Exercise brief: Within the entries below, find every line that has the string "category", then copy it.

++++

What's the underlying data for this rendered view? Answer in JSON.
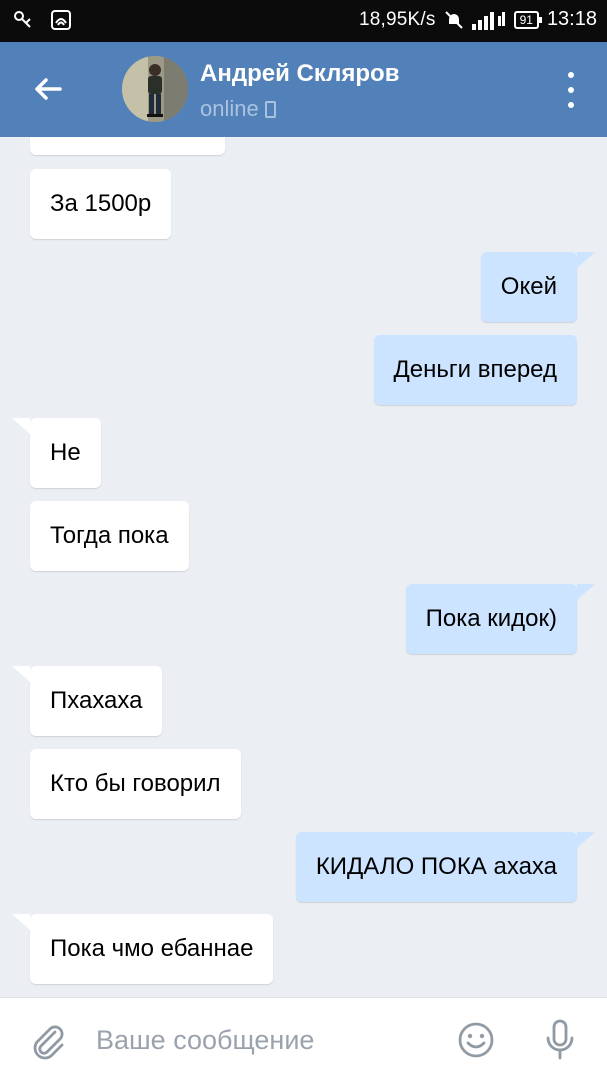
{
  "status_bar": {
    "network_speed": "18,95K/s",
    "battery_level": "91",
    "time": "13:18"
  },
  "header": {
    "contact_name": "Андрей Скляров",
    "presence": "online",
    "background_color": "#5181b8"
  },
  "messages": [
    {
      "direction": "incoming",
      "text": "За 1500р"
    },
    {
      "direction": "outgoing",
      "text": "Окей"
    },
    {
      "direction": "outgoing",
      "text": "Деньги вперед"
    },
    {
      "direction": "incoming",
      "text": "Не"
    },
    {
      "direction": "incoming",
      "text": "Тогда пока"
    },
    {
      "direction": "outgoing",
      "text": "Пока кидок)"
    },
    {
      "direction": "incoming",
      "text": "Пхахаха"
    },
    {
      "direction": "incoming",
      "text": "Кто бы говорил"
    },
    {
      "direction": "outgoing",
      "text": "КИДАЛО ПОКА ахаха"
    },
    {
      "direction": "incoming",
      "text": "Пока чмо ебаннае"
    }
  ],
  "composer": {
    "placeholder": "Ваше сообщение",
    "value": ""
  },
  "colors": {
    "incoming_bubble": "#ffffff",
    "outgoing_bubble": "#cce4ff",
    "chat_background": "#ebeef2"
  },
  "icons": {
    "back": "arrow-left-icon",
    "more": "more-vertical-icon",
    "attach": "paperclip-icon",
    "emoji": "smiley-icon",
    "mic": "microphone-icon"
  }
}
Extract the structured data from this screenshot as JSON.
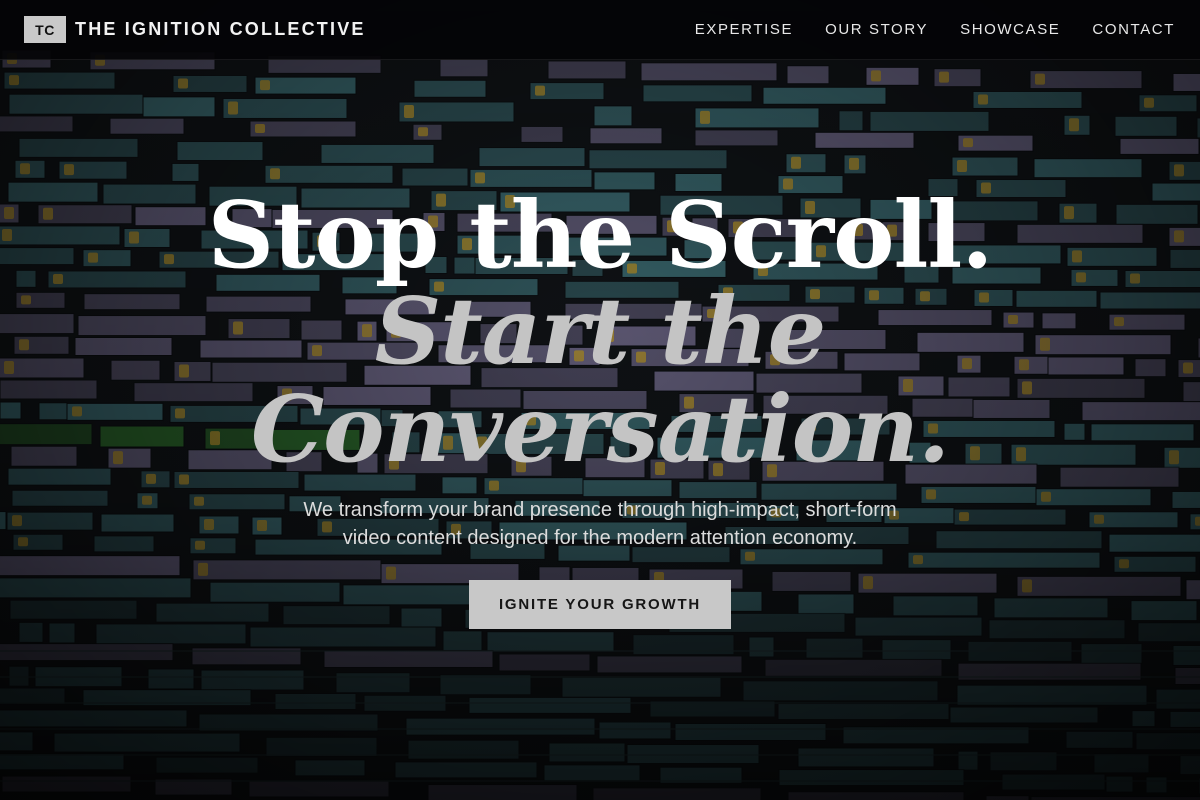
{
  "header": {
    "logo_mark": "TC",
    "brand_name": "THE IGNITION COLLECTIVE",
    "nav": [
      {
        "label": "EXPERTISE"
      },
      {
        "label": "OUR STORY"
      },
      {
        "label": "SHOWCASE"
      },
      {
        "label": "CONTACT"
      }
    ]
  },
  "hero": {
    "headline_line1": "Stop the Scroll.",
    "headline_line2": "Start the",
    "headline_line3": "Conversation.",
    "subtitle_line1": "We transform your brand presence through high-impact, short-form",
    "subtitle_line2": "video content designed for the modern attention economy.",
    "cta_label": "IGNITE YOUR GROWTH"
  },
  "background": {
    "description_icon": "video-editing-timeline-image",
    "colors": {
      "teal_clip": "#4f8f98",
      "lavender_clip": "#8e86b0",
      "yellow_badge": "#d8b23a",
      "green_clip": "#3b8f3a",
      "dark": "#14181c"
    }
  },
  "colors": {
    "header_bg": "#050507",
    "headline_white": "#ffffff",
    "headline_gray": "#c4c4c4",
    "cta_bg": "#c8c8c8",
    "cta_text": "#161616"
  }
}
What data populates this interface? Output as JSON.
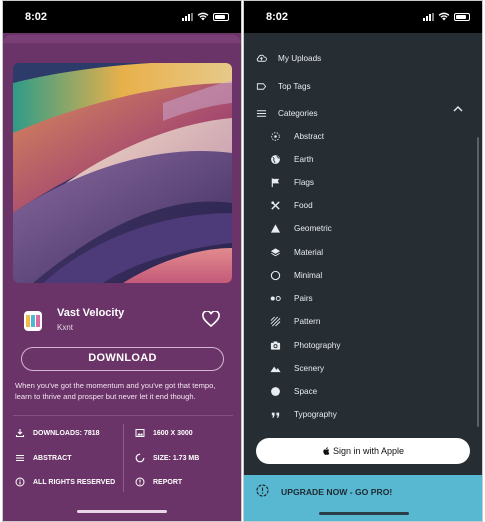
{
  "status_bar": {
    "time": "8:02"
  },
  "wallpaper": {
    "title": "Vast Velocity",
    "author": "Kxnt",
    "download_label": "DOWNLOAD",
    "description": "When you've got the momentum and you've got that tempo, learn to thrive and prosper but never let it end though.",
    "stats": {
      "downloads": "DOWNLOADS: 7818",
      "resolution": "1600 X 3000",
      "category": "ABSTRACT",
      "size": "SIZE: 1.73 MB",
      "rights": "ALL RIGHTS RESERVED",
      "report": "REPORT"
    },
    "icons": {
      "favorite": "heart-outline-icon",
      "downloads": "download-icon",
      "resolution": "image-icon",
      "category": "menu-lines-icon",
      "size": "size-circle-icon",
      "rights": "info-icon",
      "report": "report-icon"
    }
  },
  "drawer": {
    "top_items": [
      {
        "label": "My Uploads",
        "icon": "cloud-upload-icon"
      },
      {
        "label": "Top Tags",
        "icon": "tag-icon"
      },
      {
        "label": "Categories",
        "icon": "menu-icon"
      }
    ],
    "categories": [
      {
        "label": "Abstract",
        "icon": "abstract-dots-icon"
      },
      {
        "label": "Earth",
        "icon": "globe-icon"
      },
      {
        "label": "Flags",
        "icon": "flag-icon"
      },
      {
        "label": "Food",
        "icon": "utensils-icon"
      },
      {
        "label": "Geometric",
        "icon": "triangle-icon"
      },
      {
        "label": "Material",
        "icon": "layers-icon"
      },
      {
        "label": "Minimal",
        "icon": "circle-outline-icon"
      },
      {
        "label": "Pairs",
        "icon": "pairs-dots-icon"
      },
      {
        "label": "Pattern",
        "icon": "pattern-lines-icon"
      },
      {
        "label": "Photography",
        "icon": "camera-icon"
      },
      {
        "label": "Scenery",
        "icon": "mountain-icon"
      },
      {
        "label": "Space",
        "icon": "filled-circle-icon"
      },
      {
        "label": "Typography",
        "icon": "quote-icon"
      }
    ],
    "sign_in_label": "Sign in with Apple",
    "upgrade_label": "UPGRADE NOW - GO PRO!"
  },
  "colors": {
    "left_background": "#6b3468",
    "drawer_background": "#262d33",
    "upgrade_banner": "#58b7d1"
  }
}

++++

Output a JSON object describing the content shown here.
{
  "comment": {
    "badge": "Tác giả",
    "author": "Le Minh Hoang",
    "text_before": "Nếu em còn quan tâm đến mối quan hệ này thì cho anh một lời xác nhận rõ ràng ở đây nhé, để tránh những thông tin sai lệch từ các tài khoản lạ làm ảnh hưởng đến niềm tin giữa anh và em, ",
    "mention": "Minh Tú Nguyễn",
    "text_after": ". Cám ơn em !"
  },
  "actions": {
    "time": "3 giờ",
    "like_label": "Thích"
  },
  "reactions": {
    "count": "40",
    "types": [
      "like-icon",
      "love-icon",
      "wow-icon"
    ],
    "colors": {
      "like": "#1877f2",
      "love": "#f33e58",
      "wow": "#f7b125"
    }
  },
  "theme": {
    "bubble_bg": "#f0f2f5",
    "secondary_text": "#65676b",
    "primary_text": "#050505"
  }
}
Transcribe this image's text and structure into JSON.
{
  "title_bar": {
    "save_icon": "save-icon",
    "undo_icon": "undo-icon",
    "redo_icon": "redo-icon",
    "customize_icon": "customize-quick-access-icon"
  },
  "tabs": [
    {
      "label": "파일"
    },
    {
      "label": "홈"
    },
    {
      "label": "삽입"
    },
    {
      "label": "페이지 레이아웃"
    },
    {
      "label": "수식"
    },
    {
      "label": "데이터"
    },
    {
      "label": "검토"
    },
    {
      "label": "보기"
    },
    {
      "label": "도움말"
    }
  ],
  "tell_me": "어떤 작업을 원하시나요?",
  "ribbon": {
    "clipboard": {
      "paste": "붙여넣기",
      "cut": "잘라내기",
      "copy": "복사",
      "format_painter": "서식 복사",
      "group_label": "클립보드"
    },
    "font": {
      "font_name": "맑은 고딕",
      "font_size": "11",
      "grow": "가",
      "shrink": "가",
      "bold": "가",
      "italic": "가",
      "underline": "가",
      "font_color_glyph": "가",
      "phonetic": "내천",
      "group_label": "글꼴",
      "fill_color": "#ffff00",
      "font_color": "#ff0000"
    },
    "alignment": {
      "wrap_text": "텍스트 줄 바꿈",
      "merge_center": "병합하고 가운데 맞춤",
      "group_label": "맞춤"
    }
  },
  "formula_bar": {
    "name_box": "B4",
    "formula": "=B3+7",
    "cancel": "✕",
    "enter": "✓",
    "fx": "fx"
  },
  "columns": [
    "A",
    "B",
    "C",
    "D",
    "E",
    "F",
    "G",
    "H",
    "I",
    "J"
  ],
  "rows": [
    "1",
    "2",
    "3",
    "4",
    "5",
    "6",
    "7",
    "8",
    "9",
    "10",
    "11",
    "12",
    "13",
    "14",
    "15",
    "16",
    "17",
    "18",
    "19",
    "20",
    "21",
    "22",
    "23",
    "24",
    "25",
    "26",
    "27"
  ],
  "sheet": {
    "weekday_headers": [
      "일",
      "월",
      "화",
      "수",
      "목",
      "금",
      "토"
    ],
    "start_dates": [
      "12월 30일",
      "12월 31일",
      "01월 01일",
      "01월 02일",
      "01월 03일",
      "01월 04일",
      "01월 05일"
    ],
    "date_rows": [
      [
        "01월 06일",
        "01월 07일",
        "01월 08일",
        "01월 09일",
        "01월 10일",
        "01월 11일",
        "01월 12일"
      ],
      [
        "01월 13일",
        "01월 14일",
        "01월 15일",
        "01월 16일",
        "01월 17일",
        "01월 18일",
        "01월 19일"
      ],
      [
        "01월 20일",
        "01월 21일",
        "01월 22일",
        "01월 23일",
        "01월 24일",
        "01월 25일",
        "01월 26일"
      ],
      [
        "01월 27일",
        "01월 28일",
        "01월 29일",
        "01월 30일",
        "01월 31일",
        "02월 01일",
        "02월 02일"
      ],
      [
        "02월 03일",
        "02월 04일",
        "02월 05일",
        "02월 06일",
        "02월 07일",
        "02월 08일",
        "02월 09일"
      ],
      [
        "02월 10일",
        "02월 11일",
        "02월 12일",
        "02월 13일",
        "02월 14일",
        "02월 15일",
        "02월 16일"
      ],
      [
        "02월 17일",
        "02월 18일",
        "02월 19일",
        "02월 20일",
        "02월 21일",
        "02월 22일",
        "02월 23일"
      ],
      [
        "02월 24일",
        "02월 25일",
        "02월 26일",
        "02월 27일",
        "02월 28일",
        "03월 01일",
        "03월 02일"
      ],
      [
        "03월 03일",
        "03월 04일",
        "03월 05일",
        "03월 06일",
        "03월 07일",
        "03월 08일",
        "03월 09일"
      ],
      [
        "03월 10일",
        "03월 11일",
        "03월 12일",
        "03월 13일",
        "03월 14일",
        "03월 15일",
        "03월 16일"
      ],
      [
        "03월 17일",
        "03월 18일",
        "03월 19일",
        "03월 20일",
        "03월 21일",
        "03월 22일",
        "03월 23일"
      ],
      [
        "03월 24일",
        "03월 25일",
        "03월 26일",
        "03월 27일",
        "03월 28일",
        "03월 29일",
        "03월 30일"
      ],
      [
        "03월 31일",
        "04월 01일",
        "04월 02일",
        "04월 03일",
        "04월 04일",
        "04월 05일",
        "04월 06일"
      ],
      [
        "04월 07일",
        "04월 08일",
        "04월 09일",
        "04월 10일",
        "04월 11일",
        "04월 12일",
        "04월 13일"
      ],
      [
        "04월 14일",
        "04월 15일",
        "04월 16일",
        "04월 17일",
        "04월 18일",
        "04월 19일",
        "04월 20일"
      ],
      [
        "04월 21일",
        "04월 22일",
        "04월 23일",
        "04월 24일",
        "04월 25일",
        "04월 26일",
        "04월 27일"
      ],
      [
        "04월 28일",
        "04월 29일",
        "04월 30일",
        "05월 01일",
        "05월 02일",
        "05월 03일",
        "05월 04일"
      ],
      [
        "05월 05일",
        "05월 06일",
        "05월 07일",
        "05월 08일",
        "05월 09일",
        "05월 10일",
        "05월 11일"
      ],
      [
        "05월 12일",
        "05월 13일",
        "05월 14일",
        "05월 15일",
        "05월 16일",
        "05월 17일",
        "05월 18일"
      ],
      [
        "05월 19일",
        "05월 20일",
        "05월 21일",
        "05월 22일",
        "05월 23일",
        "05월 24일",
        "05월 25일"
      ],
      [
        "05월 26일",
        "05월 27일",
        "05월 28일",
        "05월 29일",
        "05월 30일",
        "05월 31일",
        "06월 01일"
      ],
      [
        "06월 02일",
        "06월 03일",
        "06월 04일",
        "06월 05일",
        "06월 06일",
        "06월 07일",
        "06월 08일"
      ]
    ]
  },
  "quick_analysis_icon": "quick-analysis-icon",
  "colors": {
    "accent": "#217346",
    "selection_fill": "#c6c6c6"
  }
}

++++

Solution to this exercise:
      "category": "ABSTRACT",
      "category": "menu-lines-icon",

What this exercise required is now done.